  • This Week In Creative Commons History
    Since I'm here at the Creative Commons 2017 Global Summit this weekend, I want to take a break from our usual Techdirt history posts and highlight the new State Of The Commons report that has been released. These annual reports are a key part of the CC community — here at Techdirt, most of our readers already understand the importance of the free culture licensing options that CC provides to creators, but it's important to step back and look at just how much content is being created and shared thanks to this system. It also provides some good insight into exactly how people are using CC licenses, through both data and (moreso than in previous years) close-up case studies. In the coming week we'll be taking a deeper dive into some of the specifics of the report and this year's summit, but for now I want to highlight a few key points — and encourage you to check out the full report for yourself.
  • ASU’s open-source 'library of the stars' to be enhanced by NSF grant
  • ASU wins record 14 NSF career awards
    Arizona State University has earned 14 National Science Foundation early career faculty awards, ranking second among all university recipients for 2017 and setting an ASU record. The awards total $7 million in funding for the ASU researchers over five years.

R1Soft's Backup Backport, TrustZone CryptoCell in Linux

  • CloudLinux 6 Gets New Beta Kernel to Backport a Fix for R1Soft's Backup Solution
    After announcing earlier this week the availability of a new Beta kernel for CloudLinux 7 and CloudLinux 6 Hybrid users, CloudLinux's Mykola Naugolnyi is now informing us about the release of a Beta kernel for CloudLinux 6 users. The updated CloudLinux 6 Beta kernel is tagged as build 2.6.32-673.26.1.lve1.4.26 and it's here to replace kernel 2.6.32-673.26.1.lve1.4.25. It is available right now for download from CloudLinux's updates-testing repository and backports a fix (CKSIX-109) for R1Soft's backup solution from CloudLinux 7's kernel.
  • Linux 4.12 To Begin Supporting TrustZone CryptoCell
    The upcoming Linux 4.12 kernel cycle plans to introduce support for CryptoCell hardware within ARM's TrustZone.

Lakka 2.0 stable release!
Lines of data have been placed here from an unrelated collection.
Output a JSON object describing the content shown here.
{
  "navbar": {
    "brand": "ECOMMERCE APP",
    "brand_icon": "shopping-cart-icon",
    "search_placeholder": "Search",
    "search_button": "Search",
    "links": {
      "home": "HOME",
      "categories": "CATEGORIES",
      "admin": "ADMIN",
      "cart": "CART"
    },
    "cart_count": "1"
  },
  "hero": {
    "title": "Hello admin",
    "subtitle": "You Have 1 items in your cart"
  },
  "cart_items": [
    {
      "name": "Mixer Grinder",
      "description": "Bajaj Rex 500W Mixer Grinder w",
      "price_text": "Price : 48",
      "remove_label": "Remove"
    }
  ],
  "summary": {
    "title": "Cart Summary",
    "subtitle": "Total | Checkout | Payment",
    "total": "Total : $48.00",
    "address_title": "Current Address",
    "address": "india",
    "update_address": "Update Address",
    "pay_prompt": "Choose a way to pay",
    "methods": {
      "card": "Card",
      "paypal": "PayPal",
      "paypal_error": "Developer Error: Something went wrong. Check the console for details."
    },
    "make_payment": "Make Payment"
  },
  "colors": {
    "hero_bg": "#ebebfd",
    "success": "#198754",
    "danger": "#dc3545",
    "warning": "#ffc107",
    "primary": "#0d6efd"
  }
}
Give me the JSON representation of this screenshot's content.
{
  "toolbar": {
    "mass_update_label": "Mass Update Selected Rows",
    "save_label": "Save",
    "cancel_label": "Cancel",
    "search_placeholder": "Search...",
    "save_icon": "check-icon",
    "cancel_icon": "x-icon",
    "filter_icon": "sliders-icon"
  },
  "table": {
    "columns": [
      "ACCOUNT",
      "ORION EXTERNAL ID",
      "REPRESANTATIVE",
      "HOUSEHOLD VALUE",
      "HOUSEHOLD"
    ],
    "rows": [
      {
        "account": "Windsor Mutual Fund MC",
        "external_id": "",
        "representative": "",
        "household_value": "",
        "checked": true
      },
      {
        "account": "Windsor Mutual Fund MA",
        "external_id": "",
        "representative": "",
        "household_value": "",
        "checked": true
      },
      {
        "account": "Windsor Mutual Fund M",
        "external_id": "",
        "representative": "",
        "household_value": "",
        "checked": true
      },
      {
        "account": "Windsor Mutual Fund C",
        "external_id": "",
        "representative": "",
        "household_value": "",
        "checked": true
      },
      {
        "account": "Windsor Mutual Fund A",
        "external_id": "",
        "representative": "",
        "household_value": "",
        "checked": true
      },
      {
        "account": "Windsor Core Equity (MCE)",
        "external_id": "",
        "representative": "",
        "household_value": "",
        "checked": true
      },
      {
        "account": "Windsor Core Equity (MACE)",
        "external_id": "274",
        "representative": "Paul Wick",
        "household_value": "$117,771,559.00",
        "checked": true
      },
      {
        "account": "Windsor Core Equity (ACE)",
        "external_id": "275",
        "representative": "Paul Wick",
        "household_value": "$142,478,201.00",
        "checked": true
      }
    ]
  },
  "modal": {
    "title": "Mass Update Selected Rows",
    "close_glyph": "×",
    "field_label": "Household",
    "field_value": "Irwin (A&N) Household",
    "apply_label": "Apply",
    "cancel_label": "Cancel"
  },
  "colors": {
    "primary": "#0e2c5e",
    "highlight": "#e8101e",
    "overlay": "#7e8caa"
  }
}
After 6 months of community testing, we are proud to announce Lakka 2.0! This new version of Lakka is based on LibreELEC instead of OpenELEC. Almost every package has been updated! We are now using RetroArch 1.5.0, which includes so many changes that listing everything in a single blogpost is rather difficult. Read more Also: LibreELEC-Based Lakka 2.0 Officially Released with Raspberry Pi Zero W Support

Leftovers: Gaming